Additive manufacturing (AM) belongs to key enabling technologies where Europe has the leading research role. The AM technologies put considerably fewer limits on shape of the manufactured objects than conventional technologies, and offer unparalleled freedom to industrial and mechanical designers. Since the AM technologies are insensitive to production scale, they put in focus knowledge and creativity of designers instead of low prices of mass production, paving the way to development of new business models. The AM technologies, therefore, represent a technology platform that may best serve Europe in its intent to develop knowledge-based economy, driven by innovation.
However, the industrial deployment of AM technologies is hindered by a gap that exists between the excellent research and its exploitation in industry. The research knowledge about the AM technologies is published in scientific journals and in conference proceedings, in form suitable for researchers. On the other hand, industrial and mechanical designers use sets of design rules, which represent condensed and comprehensive form of the research findings that are easy to follow. The lack of sets of design rules for AM technologies is one of important reasons why engineers often prefer conventional technologies to AM.

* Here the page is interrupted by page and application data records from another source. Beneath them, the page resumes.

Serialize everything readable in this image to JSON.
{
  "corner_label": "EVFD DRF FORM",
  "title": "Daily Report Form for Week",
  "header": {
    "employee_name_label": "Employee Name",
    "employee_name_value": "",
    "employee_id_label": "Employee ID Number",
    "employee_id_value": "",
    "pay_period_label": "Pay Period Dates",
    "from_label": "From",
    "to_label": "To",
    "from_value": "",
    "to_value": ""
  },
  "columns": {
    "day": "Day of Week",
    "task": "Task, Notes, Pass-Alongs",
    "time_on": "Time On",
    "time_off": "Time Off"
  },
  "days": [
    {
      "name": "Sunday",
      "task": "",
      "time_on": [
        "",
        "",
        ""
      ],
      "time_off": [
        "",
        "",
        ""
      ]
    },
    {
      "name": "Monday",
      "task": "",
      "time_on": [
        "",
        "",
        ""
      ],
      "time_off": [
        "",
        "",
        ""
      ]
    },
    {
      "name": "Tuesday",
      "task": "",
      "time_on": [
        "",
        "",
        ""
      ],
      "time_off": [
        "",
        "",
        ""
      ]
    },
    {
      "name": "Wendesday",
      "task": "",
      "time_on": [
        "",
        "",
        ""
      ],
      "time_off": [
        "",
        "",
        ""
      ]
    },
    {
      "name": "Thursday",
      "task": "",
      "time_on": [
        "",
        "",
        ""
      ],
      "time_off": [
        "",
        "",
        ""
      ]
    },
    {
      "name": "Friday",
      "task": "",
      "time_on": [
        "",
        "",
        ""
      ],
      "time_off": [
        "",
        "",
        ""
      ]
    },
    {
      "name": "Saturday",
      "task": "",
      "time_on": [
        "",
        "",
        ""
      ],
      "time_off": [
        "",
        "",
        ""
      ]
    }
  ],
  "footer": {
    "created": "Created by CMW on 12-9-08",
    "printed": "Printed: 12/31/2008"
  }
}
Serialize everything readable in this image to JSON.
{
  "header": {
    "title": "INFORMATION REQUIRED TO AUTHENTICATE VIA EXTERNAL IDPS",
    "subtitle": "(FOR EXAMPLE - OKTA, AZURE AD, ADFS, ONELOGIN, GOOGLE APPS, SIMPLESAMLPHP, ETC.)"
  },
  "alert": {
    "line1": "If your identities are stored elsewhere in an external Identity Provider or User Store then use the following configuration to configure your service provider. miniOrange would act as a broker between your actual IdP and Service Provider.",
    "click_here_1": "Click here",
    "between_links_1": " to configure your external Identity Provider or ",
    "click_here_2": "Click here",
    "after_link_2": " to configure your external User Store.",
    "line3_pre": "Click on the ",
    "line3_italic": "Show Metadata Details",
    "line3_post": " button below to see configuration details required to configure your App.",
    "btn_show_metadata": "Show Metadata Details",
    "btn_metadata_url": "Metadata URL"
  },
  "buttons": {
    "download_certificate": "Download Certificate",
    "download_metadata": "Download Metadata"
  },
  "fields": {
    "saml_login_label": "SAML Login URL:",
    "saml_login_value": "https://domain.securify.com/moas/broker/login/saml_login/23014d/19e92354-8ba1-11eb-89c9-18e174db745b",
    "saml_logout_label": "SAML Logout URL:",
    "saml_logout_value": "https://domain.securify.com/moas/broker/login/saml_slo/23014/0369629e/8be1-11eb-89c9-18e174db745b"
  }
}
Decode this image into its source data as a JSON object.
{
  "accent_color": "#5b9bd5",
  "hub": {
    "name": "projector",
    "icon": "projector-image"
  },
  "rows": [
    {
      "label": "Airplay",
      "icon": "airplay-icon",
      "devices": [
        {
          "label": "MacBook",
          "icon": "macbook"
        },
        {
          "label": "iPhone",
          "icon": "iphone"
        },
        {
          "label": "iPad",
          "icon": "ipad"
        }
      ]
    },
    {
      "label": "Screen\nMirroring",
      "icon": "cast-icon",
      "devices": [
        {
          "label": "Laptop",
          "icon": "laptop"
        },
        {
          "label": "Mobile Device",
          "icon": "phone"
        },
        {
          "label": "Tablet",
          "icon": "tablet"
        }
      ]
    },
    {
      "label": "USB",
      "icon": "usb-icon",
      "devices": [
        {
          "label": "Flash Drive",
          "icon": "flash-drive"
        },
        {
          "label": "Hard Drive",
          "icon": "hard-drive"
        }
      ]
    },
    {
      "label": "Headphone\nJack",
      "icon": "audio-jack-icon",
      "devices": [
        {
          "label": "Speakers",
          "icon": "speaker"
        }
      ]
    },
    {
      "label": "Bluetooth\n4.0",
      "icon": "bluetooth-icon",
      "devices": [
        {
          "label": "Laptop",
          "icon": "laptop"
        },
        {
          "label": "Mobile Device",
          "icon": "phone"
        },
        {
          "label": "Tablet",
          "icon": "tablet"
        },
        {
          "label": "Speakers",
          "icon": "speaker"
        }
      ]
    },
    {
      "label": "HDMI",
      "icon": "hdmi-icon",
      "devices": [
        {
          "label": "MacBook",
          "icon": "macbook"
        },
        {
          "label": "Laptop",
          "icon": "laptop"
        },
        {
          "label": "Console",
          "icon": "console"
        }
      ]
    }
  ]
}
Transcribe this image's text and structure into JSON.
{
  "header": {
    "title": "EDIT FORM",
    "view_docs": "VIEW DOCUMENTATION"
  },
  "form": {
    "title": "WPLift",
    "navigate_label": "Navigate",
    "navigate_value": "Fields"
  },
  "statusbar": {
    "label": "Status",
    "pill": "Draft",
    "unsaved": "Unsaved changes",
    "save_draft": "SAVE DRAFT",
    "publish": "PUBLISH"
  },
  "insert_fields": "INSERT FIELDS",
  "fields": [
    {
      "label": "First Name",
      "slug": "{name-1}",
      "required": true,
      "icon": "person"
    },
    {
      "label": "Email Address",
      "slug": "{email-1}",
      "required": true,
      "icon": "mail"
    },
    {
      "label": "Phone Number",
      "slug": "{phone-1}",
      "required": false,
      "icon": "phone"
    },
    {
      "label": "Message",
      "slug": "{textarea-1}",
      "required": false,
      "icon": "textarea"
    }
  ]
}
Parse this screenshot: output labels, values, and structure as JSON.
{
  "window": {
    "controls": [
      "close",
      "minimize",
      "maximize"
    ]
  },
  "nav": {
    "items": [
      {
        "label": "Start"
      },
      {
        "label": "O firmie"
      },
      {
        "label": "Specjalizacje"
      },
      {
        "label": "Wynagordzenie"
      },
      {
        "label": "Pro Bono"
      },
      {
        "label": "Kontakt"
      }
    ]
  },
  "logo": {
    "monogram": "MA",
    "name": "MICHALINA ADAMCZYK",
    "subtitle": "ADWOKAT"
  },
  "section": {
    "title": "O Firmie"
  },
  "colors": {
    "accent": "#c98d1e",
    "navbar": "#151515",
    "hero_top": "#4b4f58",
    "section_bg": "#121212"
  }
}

The A_MADAM project intends to use the research capacities and partnerships developed in previous EU funded projects to carry out systematic studies of dynamic mechanical properties (fatigue, fracture mechanics and impact resistance) of products manufactured by AM with the goal to establish the proper rule sets for design of products. Since the aim of the project is to “translate” the research findings into engineering rules, the consortium consists of two universities and three SMEs that use AM technologies for rapid prototyping, rapid manufacturing and rapid tooling. The project activities will be realized as two-way transfer of knowledge between the industrial and academic partners.